▶ What the task asks
A line belongs in the answer if it contains "price"; copy every such line from the entries below.

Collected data

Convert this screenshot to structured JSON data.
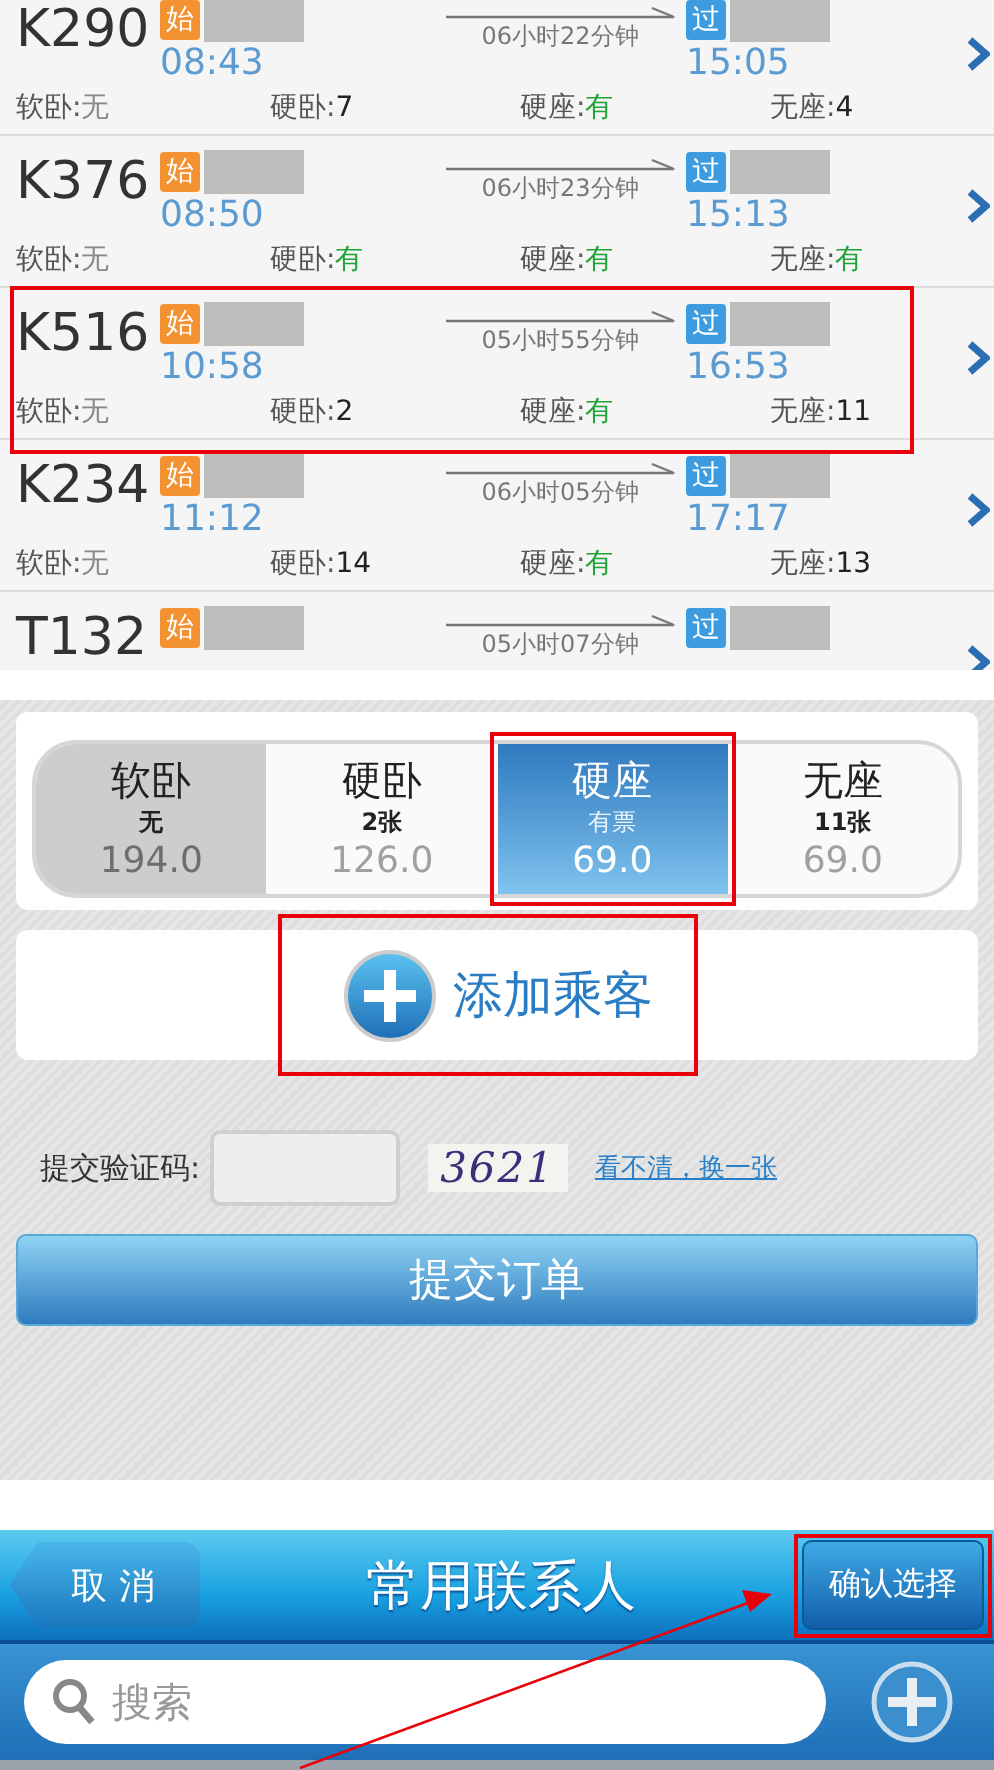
{
  "trains": [
    {
      "number": "K290",
      "origin_badge": "始",
      "departs": "08:43",
      "duration": "06小时22分钟",
      "stop_badge": "过",
      "arrives": "15:05",
      "highlighted": false,
      "seats": [
        {
          "label": "软卧:",
          "value": "无",
          "kind": "none"
        },
        {
          "label": "硬卧:",
          "value": "7",
          "kind": "count"
        },
        {
          "label": "硬座:",
          "value": "有",
          "kind": "available"
        },
        {
          "label": "无座:",
          "value": "4",
          "kind": "count"
        }
      ]
    },
    {
      "number": "K376",
      "origin_badge": "始",
      "departs": "08:50",
      "duration": "06小时23分钟",
      "stop_badge": "过",
      "arrives": "15:13",
      "highlighted": false,
      "seats": [
        {
          "label": "软卧:",
          "value": "无",
          "kind": "none"
        },
        {
          "label": "硬卧:",
          "value": "有",
          "kind": "available"
        },
        {
          "label": "硬座:",
          "value": "有",
          "kind": "available"
        },
        {
          "label": "无座:",
          "value": "有",
          "kind": "available"
        }
      ]
    },
    {
      "number": "K516",
      "origin_badge": "始",
      "departs": "10:58",
      "duration": "05小时55分钟",
      "stop_badge": "过",
      "arrives": "16:53",
      "highlighted": true,
      "seats": [
        {
          "label": "软卧:",
          "value": "无",
          "kind": "none"
        },
        {
          "label": "硬卧:",
          "value": "2",
          "kind": "count"
        },
        {
          "label": "硬座:",
          "value": "有",
          "kind": "available"
        },
        {
          "label": "无座:",
          "value": "11",
          "kind": "count"
        }
      ]
    },
    {
      "number": "K234",
      "origin_badge": "始",
      "departs": "11:12",
      "duration": "06小时05分钟",
      "stop_badge": "过",
      "arrives": "17:17",
      "highlighted": false,
      "seats": [
        {
          "label": "软卧:",
          "value": "无",
          "kind": "none"
        },
        {
          "label": "硬卧:",
          "value": "14",
          "kind": "count"
        },
        {
          "label": "硬座:",
          "value": "有",
          "kind": "available"
        },
        {
          "label": "无座:",
          "value": "13",
          "kind": "count"
        }
      ]
    },
    {
      "number": "T132",
      "origin_badge": "始",
      "duration": "05小时07分钟",
      "stop_badge": "过",
      "highlighted": false
    }
  ],
  "seat_classes": [
    {
      "name": "软卧",
      "availability": "无",
      "price": "194.0",
      "selected": false,
      "disabled": true,
      "highlighted": false
    },
    {
      "name": "硬卧",
      "availability": "2张",
      "price": "126.0",
      "selected": false,
      "disabled": false,
      "highlighted": false
    },
    {
      "name": "硬座",
      "availability": "有票",
      "price": "69.0",
      "selected": true,
      "disabled": false,
      "highlighted": true
    },
    {
      "name": "无座",
      "availability": "11张",
      "price": "69.0",
      "selected": false,
      "disabled": false,
      "highlighted": false
    }
  ],
  "add_passenger": {
    "label": "添加乘客",
    "highlighted": true
  },
  "captcha": {
    "label": "提交验证码:",
    "code": "3621",
    "refresh_link": "看不清，换一张"
  },
  "submit_button": "提交订单",
  "contacts_header": {
    "cancel": "取 消",
    "title": "常用联系人",
    "confirm": "确认选择",
    "confirm_highlighted": true
  },
  "search": {
    "placeholder": "搜索"
  },
  "annotation_arrow": true
}
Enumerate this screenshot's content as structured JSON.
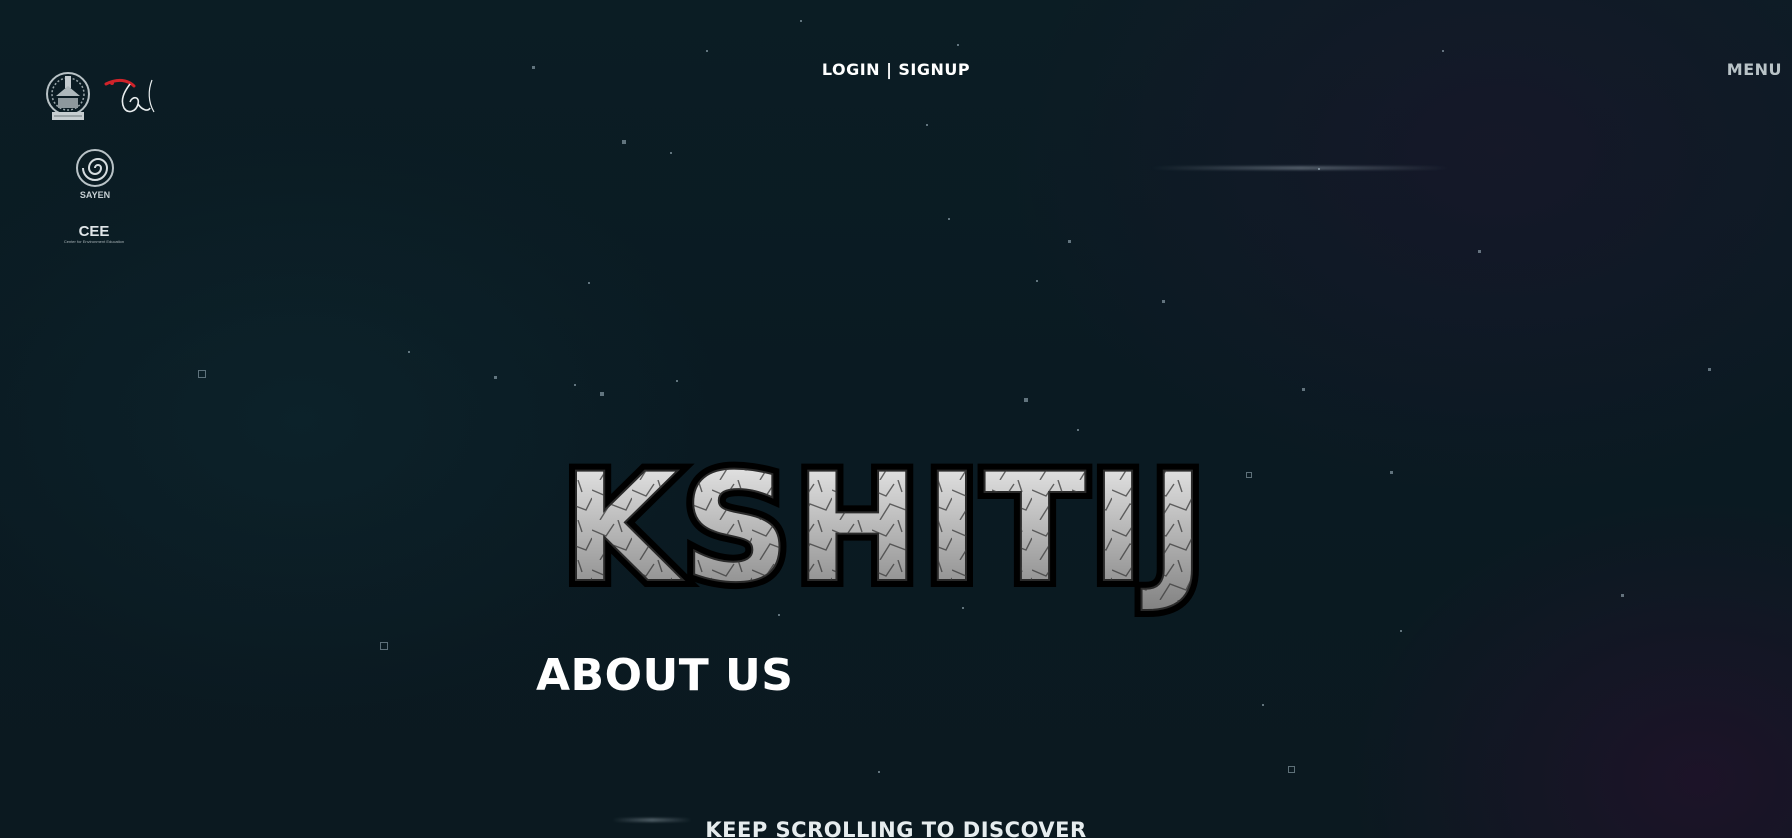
{
  "header": {
    "login_label": "LOGIN",
    "separator": "|",
    "signup_label": "SIGNUP",
    "menu_label": "MENU"
  },
  "logos": {
    "iit_icon": "iit-kgp-emblem-icon",
    "ktj_icon": "kshitij-bird-logo-icon",
    "sayen_caption": "SAYEN",
    "cee_caption": "CEE",
    "cee_subcaption": "Center for Environment Education"
  },
  "hero": {
    "brand_title": "KSHITIJ",
    "section_title": "ABOUT US",
    "scroll_hint": "KEEP SCROLLING TO DISCOVER"
  },
  "colors": {
    "background": "#0a1a20",
    "text": "#ffffff",
    "menu_text": "#b9c3c7",
    "logo_accent": "#d0232a"
  }
}
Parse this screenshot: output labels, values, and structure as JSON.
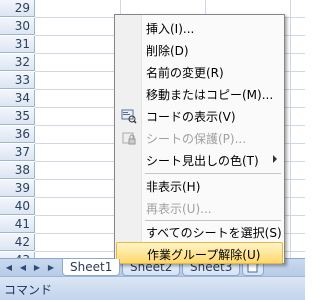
{
  "rows": [
    "29",
    "30",
    "31",
    "32",
    "33",
    "34",
    "35",
    "36",
    "37",
    "38",
    "39",
    "40",
    "41",
    "42",
    "43"
  ],
  "tabs": [
    "Sheet1",
    "Sheet2",
    "Sheet3"
  ],
  "tab_nav": {
    "first": "◀",
    "prev": "◀",
    "next": "▶",
    "last": "▶"
  },
  "status": "コマンド",
  "menu": {
    "insert": "挿入(I)...",
    "delete": "削除(D)",
    "rename": "名前の変更(R)",
    "move_copy": "移動またはコピー(M)...",
    "view_code": "コードの表示(V)",
    "protect_sheet": "シートの保護(P)...",
    "tab_color": "シート見出しの色(T)",
    "hide": "非表示(H)",
    "unhide": "再表示(U)...",
    "select_all": "すべてのシートを選択(S)",
    "ungroup": "作業グループ解除(U)"
  }
}
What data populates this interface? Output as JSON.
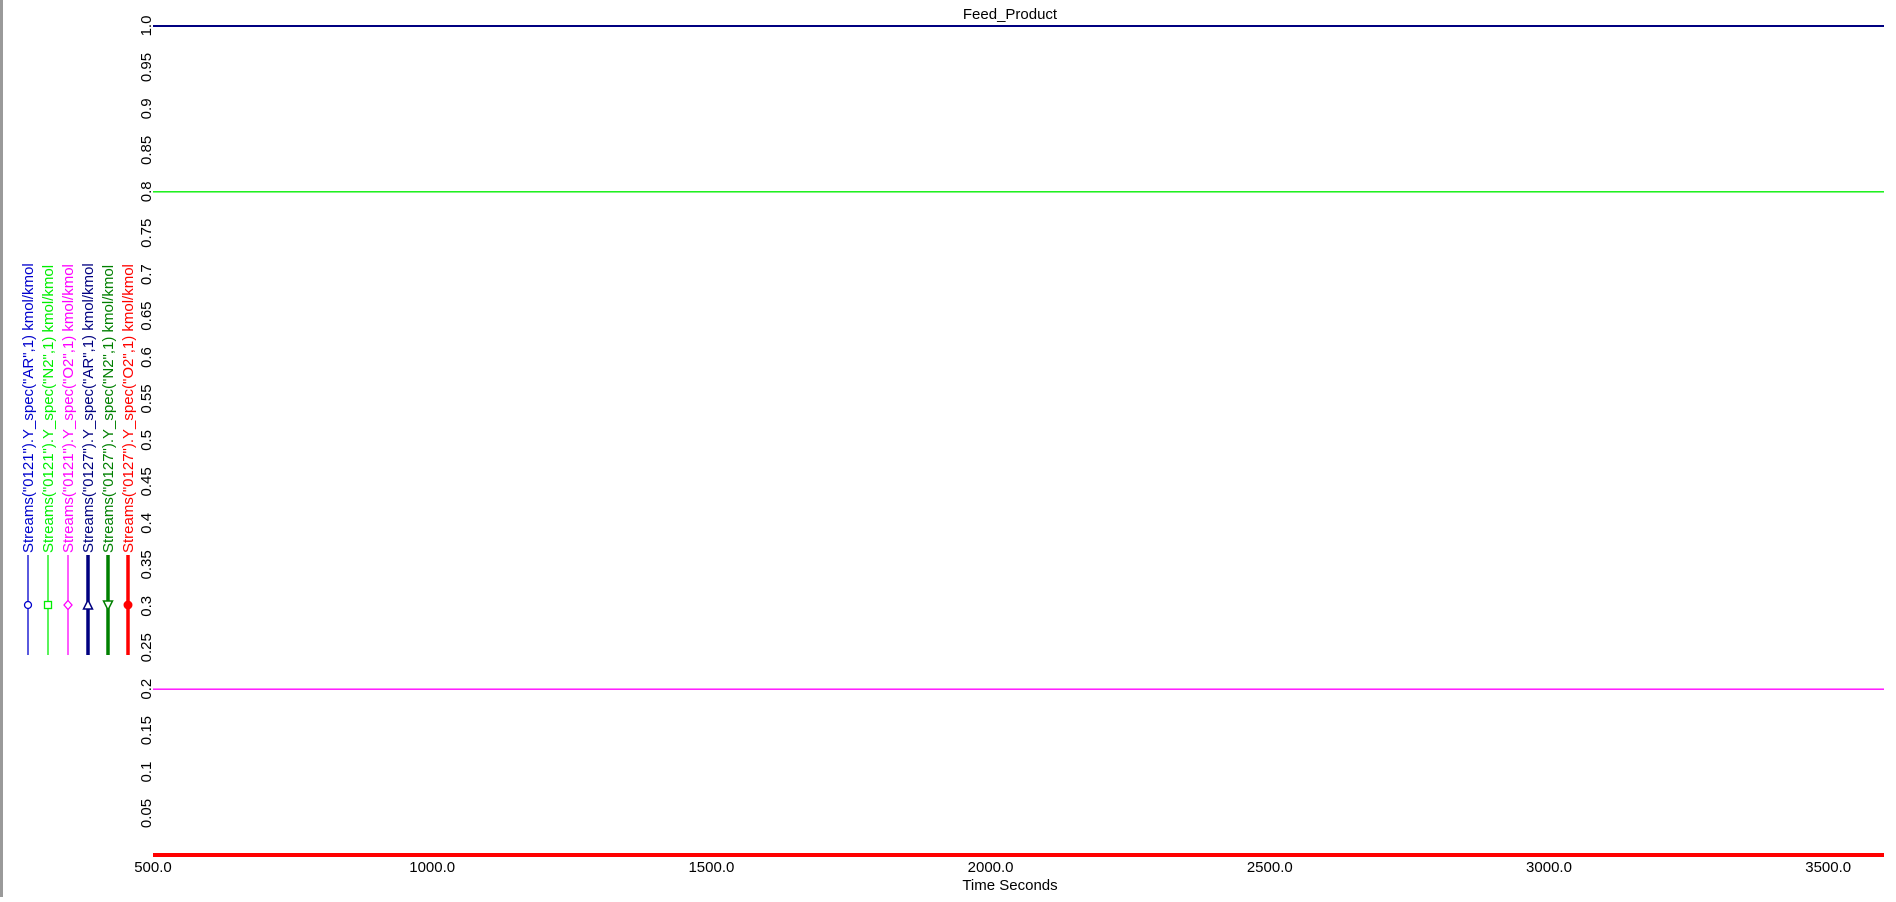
{
  "chart_data": {
    "type": "line",
    "title": "Feed_Product",
    "xlabel": "Time Seconds",
    "ylabel": "",
    "xlim": [
      500,
      3600
    ],
    "ylim": [
      0,
      1.0
    ],
    "x_ticks": [
      "500.0",
      "1000.0",
      "1500.0",
      "2000.0",
      "2500.0",
      "3000.0",
      "3500.0"
    ],
    "x_tick_values": [
      500,
      1000,
      1500,
      2000,
      2500,
      3000,
      3500
    ],
    "y_ticks": [
      "0.05",
      "0.1",
      "0.15",
      "0.2",
      "0.25",
      "0.3",
      "0.35",
      "0.4",
      "0.45",
      "0.5",
      "0.55",
      "0.6",
      "0.65",
      "0.7",
      "0.75",
      "0.8",
      "0.85",
      "0.9",
      "0.95",
      "1.0"
    ],
    "y_tick_values": [
      0.05,
      0.1,
      0.15,
      0.2,
      0.25,
      0.3,
      0.35,
      0.4,
      0.45,
      0.5,
      0.55,
      0.6,
      0.65,
      0.7,
      0.75,
      0.8,
      0.85,
      0.9,
      0.95,
      1.0
    ],
    "grid": false,
    "legend_position": "left",
    "series": [
      {
        "name": "Streams(\"0121\").Y_spec(\"AR\",1) kmol/kmol",
        "color": "#0000cc",
        "marker": "circle",
        "thick": false,
        "x": [
          500,
          3600
        ],
        "y": [
          0.0,
          0.0
        ]
      },
      {
        "name": "Streams(\"0121\").Y_spec(\"N2\",1) kmol/kmol",
        "color": "#00ee00",
        "marker": "square",
        "thick": false,
        "x": [
          500,
          3600
        ],
        "y": [
          0.8,
          0.8
        ]
      },
      {
        "name": "Streams(\"0121\").Y_spec(\"O2\",1) kmol/kmol",
        "color": "#ff00ff",
        "marker": "diamond",
        "thick": false,
        "x": [
          500,
          3600
        ],
        "y": [
          0.2,
          0.2
        ]
      },
      {
        "name": "Streams(\"0127\").Y_spec(\"AR\",1) kmol/kmol",
        "color": "#000080",
        "marker": "triangle",
        "thick": true,
        "x": [
          500,
          3600
        ],
        "y": [
          1.0,
          1.0
        ]
      },
      {
        "name": "Streams(\"0127\").Y_spec(\"N2\",1) kmol/kmol",
        "color": "#008000",
        "marker": "triangle-down",
        "thick": true,
        "x": [
          500,
          3600
        ],
        "y": [
          0.0,
          0.0
        ]
      },
      {
        "name": "Streams(\"0127\").Y_spec(\"O2\",1) kmol/kmol",
        "color": "#ff0000",
        "marker": "circle-filled",
        "thick": true,
        "x": [
          500,
          3600
        ],
        "y": [
          0.0,
          0.0
        ]
      }
    ]
  }
}
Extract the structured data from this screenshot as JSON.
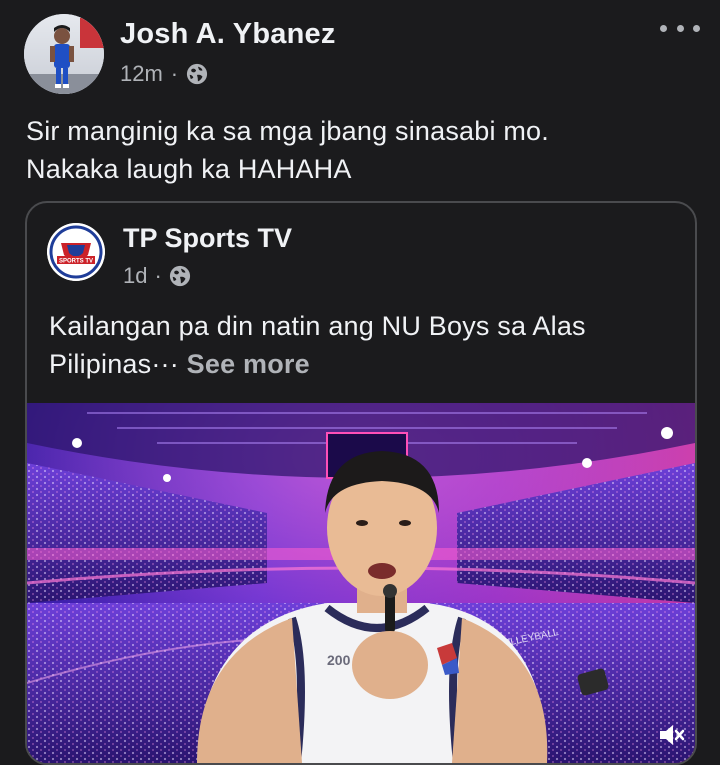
{
  "post": {
    "author": "Josh A. Ybanez",
    "time": "12m",
    "separator": "·",
    "privacy_icon": "globe-icon",
    "more_icon": "more-dots-icon",
    "text_line1": "Sir manginig ka sa mga jbang sinasabi mo.",
    "text_line2": "Nakaka laugh ka HAHAHA"
  },
  "shared": {
    "page_name": "TP Sports TV",
    "time": "1d",
    "separator": "·",
    "privacy_icon": "globe-icon",
    "text_line1": "Kailangan pa din natin ang NU Boys sa Alas",
    "text_line2": "Pilipinas",
    "ellipsis": "···",
    "see_more": "See more",
    "logo_text": "SPORTS TV",
    "video_icon": "mute-icon",
    "jersey_text": "200",
    "banner_text": "VOLLEYBALL"
  },
  "colors": {
    "background": "#1b1b1d",
    "text_primary": "#f0f2f5",
    "text_secondary": "#b0b3b8",
    "card_border": "#4a4b4e"
  }
}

▶ Answer space
      "price": "194.0",
      "price": "126.0",
      "price": "69.0",
      "price": "69.0",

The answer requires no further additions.